[Website and app data records]
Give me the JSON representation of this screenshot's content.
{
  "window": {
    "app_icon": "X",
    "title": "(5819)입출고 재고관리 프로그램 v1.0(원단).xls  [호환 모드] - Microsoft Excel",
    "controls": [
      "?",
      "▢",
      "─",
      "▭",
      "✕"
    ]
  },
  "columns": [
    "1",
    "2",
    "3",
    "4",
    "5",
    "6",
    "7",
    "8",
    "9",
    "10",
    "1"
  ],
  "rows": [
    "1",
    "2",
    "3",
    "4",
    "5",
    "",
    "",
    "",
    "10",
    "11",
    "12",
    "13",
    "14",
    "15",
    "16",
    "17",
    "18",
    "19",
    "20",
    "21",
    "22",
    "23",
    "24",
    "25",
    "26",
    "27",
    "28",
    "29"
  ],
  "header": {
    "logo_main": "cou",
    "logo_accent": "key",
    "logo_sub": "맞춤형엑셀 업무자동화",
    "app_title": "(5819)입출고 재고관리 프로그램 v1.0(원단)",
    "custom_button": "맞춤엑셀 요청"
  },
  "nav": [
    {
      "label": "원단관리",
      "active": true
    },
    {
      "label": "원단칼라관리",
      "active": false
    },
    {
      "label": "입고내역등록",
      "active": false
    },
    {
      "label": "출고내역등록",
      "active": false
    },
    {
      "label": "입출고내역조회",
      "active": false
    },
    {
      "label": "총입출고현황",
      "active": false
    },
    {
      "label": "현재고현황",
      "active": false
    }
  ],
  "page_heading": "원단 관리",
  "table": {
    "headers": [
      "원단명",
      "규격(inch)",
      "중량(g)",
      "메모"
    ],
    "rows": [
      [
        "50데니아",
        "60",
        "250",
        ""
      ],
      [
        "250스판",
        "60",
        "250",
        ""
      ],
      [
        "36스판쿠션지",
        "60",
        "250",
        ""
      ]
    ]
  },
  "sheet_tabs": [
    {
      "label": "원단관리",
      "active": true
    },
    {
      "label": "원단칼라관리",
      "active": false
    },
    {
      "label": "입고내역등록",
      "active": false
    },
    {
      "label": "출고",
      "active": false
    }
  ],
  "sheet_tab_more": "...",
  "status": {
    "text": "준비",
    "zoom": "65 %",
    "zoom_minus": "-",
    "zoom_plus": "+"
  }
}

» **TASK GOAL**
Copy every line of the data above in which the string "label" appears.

» **WRITTEN SOLUTION**
      "label": "원단관리",
      "label": "원단칼라관리",
      "label": "입고내역등록",
      "label": "출고내역등록",
      "label": "입출고내역조회",
      "label": "총입출고현황",
      "label": "현재고현황",
      "label": "원단관리",
      "label": "원단칼라관리",
      "label": "입고내역등록",
      "label": "출고",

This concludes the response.